● **Task goal**: If a line holds the word "cestovné", copy it from the entries.

[Data records for software interfaces]
- - - - - - -

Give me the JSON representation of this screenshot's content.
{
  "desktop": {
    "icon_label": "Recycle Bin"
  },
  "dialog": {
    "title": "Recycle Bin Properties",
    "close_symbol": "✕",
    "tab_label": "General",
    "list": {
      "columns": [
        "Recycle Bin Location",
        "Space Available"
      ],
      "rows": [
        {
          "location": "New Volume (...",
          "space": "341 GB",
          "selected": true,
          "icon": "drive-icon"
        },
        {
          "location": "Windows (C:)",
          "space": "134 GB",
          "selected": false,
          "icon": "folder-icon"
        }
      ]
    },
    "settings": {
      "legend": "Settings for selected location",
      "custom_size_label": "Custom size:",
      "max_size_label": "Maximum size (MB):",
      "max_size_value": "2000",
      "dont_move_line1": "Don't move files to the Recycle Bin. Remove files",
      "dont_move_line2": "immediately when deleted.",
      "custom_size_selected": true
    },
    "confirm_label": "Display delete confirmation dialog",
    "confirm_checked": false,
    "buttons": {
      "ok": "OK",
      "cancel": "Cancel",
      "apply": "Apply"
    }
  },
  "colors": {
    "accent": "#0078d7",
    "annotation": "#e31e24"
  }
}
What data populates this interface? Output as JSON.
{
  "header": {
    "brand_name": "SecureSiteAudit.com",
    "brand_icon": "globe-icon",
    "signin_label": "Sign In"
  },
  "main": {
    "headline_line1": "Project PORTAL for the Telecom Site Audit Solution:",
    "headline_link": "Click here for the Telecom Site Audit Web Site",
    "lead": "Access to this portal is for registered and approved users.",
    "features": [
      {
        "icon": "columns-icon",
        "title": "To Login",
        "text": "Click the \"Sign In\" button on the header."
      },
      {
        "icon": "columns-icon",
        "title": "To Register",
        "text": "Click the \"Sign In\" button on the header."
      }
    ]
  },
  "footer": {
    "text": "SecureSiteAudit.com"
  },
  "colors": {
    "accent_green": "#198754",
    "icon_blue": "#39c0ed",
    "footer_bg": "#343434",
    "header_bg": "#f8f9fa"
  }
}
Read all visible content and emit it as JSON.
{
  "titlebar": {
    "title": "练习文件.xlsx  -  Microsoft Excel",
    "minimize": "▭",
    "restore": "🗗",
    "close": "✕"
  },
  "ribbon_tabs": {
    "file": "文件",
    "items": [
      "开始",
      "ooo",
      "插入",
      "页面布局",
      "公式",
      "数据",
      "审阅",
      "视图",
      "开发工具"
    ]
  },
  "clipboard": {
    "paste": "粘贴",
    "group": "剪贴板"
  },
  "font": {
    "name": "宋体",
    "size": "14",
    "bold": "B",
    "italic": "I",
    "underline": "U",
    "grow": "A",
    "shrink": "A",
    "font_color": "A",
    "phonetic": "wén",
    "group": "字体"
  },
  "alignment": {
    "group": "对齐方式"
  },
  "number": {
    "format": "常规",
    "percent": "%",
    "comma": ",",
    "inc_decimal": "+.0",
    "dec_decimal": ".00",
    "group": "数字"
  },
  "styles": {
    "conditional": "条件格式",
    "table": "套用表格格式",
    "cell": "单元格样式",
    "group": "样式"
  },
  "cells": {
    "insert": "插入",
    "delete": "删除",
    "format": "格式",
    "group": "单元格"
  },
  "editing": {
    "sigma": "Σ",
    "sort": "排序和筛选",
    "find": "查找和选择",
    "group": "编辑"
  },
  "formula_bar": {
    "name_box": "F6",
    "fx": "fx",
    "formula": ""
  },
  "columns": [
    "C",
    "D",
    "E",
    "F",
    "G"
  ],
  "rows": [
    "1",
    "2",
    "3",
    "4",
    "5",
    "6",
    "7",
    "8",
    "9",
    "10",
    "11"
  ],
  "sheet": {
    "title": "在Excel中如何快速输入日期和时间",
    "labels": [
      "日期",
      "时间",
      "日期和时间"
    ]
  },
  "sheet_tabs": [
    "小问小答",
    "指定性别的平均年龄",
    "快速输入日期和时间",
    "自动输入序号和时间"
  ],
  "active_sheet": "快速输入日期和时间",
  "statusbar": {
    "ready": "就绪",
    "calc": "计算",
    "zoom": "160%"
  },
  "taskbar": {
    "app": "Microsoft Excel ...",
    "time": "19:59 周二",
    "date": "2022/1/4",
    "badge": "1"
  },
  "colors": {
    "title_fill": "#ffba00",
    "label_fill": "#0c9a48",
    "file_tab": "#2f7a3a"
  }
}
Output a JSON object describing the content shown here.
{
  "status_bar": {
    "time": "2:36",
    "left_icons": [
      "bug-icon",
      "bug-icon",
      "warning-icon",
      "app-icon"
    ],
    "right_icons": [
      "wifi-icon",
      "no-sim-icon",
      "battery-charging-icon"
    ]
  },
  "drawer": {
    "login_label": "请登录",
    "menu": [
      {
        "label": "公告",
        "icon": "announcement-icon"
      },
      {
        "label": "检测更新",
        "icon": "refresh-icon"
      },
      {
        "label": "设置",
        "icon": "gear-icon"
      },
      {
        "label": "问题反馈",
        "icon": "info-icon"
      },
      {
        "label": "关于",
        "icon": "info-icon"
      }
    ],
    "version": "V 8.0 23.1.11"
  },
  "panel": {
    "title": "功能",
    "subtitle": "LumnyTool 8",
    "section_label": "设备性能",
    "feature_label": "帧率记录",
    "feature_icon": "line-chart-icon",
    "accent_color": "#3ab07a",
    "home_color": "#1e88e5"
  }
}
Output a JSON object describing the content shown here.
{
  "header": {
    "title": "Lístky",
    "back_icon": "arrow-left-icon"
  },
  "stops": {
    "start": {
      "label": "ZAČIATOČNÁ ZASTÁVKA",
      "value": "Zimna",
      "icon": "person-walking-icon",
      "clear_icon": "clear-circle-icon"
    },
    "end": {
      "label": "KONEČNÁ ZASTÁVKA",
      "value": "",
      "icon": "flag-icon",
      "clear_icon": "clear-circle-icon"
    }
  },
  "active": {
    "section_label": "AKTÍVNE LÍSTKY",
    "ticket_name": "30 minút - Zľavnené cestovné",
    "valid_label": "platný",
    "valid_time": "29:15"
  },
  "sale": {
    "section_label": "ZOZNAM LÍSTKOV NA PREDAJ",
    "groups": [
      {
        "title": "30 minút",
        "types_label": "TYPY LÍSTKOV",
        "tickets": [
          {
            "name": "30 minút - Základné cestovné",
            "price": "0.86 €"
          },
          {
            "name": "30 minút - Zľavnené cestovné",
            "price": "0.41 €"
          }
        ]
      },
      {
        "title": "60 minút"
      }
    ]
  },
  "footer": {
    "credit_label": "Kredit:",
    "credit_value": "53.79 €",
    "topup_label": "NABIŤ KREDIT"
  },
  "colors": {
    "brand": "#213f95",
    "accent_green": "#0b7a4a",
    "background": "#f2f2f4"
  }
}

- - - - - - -

● **Result for this exercise**:
    "ticket_name": "30 minút - Zľavnené cestovné",
            "name": "30 minút - Základné cestovné",
            "name": "30 minút - Zľavnené cestovné",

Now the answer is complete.